A piece of SAS codes to create a list of all variables within a dataset (a nice programming trick from Art Carpenter, 2004):
%macro getvars(dset) ;
%local varlist ;
%let fid = %sysfunc(open(&dset)) ;
%if &fid %then %do ;
%do i=1 %to %sysfunc(attrn(&fid,nvars)) ;
%let varlist= &varlist %sysfunc(varname(&fid,&i));
%let fid = %sysfunc(close(&fid)) ;
One question would be: why declare macro variable varlist as local explicitly by a %local statement? Since it was defined within the macro %getvar, it just went to the local macro table automatically and the %local statement is not necessary anymore!
Such argument is definitely right. But the %local statement above was not intent to localize a macro variable, actually, it’s used to initiate it. If you just delete it, you will get a warning then an error:
WARNING: Apparent symbolic reference VARLIST not resolved.
ERROR: The text expression &VARLIST SPECIES contains a recursive reference to the macro variable VARLIST. The
macro variable will be assigned the null value.
This is because the macro variable &varlist in right side of the second %let statement was not declared before. To be clear, you can also replace the %local statement with an explicit initiating statement:
In this example, the %local statement and the %let statement simply do the same job and the choice is totally subject to programmers’ preference(well I prefer the later).
So, take home question: any comments on the following snippet to count the numbers of word in a string(also from Art Carpenter, 2004; sorry Carpenter, your books and papers are the most familiar sources for me to learn SAS macro programming):

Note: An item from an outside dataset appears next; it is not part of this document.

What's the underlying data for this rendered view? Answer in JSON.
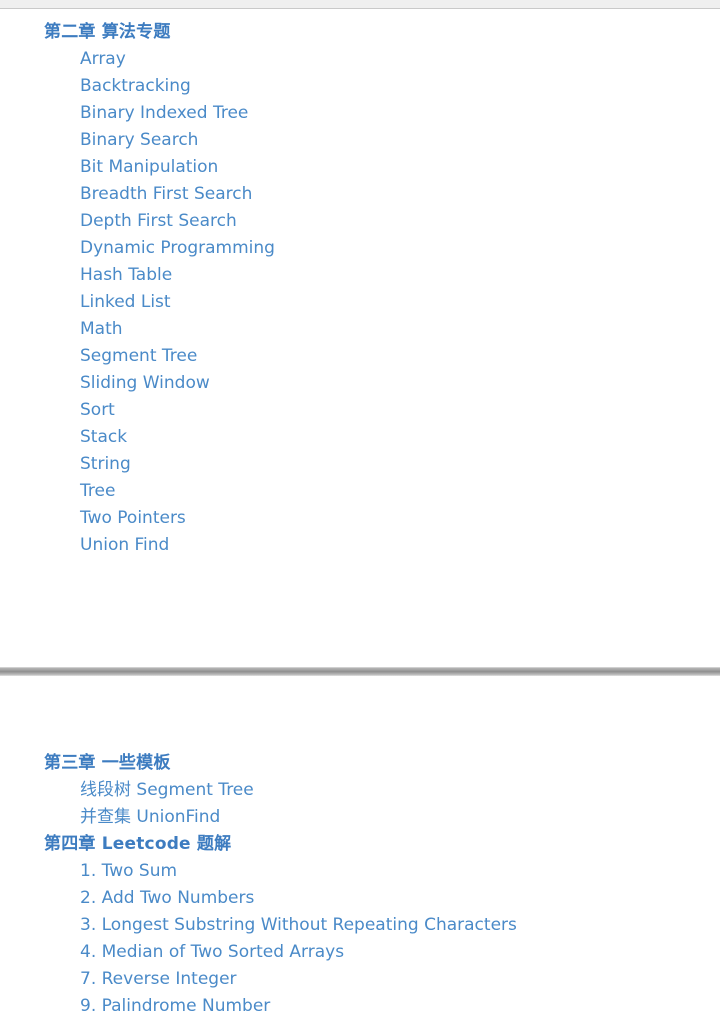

%do %while(%qscan(&list,&count+1,%str( )) ne %str());
%let count = %eval(&count+1);
%put %wordcount(a b cd);